WORK ITEM: Give the count of lines in the records that contain the string "JSON", and write nothing but that number.

RECORDS FOR THIS EXERCISE:
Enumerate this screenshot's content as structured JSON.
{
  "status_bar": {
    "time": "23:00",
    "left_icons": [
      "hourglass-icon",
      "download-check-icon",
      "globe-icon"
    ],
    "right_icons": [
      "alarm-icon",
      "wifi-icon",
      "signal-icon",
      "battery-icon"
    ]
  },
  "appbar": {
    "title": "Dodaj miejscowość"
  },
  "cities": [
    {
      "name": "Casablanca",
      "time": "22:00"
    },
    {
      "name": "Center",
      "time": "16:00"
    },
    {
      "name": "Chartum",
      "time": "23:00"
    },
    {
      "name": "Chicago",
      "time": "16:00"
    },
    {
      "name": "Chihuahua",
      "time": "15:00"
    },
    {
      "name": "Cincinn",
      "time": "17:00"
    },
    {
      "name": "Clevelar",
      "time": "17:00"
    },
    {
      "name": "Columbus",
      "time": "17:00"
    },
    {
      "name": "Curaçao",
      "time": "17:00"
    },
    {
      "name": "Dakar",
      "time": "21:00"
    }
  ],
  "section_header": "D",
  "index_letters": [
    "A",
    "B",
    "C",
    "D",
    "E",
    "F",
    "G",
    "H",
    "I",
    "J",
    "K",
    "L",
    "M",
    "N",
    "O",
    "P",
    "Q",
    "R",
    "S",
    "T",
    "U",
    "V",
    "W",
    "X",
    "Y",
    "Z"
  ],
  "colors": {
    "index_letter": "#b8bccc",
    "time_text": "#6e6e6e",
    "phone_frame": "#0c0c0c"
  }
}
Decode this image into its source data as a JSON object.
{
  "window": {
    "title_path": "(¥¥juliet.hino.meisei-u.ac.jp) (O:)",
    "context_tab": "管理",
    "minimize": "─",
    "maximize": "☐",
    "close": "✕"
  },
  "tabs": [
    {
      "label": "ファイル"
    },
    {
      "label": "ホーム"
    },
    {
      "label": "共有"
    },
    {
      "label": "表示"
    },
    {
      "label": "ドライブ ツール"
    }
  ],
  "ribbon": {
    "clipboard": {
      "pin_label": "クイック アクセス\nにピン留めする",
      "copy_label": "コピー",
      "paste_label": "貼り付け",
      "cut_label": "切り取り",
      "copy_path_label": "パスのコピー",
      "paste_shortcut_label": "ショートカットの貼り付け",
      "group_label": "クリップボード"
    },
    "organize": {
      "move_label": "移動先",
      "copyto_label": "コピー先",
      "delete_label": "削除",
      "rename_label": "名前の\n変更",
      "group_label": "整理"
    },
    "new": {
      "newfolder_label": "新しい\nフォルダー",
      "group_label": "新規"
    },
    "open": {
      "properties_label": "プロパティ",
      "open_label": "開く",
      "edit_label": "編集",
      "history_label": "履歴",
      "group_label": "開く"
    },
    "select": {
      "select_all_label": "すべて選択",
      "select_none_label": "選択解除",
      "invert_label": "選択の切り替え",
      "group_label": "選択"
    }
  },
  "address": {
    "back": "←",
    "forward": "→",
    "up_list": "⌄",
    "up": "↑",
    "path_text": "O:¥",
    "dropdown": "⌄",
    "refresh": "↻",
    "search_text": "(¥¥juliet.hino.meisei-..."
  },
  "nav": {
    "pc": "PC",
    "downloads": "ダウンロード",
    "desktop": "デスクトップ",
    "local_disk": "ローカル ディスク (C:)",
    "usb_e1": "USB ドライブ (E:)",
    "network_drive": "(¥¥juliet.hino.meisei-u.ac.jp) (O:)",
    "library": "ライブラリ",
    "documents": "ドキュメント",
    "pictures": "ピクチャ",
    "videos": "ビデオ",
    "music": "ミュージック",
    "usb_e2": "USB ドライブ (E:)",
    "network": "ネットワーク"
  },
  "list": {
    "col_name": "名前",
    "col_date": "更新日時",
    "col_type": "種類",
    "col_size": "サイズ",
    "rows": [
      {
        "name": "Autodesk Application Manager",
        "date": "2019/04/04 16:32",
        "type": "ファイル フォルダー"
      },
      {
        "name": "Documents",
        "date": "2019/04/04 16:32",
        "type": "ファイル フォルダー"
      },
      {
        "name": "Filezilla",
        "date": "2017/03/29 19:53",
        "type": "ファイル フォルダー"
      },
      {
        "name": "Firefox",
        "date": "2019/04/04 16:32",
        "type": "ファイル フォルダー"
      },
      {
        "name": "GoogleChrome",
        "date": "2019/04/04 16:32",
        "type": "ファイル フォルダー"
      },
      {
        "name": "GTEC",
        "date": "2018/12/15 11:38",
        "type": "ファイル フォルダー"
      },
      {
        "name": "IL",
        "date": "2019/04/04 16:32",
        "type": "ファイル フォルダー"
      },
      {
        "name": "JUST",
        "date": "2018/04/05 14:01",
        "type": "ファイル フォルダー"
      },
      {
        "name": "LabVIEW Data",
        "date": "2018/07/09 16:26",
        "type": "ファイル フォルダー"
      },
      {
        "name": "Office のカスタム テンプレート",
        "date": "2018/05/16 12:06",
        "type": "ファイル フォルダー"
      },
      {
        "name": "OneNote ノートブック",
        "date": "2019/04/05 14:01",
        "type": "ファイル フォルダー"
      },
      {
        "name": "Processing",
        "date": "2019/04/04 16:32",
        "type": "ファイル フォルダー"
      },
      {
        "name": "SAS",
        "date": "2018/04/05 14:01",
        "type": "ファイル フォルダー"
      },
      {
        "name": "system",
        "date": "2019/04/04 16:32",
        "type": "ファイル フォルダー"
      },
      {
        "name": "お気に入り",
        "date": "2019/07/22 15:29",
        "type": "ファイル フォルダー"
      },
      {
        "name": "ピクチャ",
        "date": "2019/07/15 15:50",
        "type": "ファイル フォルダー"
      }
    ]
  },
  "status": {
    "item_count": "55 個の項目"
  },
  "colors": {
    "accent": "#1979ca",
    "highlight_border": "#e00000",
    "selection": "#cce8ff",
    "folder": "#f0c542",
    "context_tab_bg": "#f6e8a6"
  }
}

EXERCISE SOLUTION: 2